Center for Marine Biodiversity and Conservation
Tracking refrigerated transshipment vessels to inform the Food and Agriculture Organization's Agreement on Port State Measures
- Author(s): Bruce, James
- et al.

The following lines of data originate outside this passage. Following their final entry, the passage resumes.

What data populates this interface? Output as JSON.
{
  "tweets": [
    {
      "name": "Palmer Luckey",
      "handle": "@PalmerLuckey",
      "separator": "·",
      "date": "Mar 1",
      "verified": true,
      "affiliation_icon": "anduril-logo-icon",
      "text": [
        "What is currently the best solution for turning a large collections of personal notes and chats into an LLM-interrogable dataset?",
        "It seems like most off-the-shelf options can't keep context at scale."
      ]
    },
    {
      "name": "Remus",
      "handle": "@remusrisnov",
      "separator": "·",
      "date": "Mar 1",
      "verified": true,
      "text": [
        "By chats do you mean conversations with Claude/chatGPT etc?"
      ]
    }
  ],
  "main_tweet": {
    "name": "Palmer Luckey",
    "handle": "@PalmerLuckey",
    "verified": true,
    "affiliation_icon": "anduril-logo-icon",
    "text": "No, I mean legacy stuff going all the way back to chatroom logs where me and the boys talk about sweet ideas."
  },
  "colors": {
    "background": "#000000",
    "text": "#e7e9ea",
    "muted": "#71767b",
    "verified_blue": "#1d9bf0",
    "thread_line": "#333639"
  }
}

Concern is increasing over declining fisheries and safeguarding global ocean resources. Protecting fisheries requires numerous conservation and management approaches. At the same time, fishing vessels are able to maximize harvest because fleets of cargo-sized refrigerated vessels ‘transship’ at sea. Transshipment occurs when a fishing vessel transports its catch on to a refrigerated transshipment vessel at sea. During transshipment, illegally caught fish can be ‘laundered’ with legal fish before entering the port. Transshipment can allow fishing vessels to stay at sea for years at a time and has been linked to transnational crime and human rights violations. This paper uses collision avoidance transceivers, Automatic Identification Systems (AIS), that transmit the vessel’s information to inform the Agreement on Port State Measures to Prevent, Deter and Eliminate Illegal, Unreported and Unregulated Fishing (PSMA). PSMA is a binding international treaty of the United Nations Food and Agriculture Organization. PSMA addresses illegal fishing by denying port entry, and consequently markets, to foreign vessels suspected of illegal fishing activity. Employing novel methods, AIS data can be used to gather information and support decision-makers from the perspective of the State, an individual port, a specific vessel, or a State’s fleet of vessels. This paper used AIS data from 784 individual refrigerated transshipment vessels from 2015-2018. These transshipment vessels made 67,308 port visits from voyages greater than 24 hours in duration; of these, 67.5% were from foreign refrigerated transshipment vessels. PSMA participation is growing and AIS data on refrigerated transshipment vessels can strengthen PSMA leverage and address the key conditions requisite in illegal fishing and human rights violations in seafood. The methodology and application of AIS outlined here offers reliable and accessible information regarding transshipment port visits that has previously been difficult to obtain.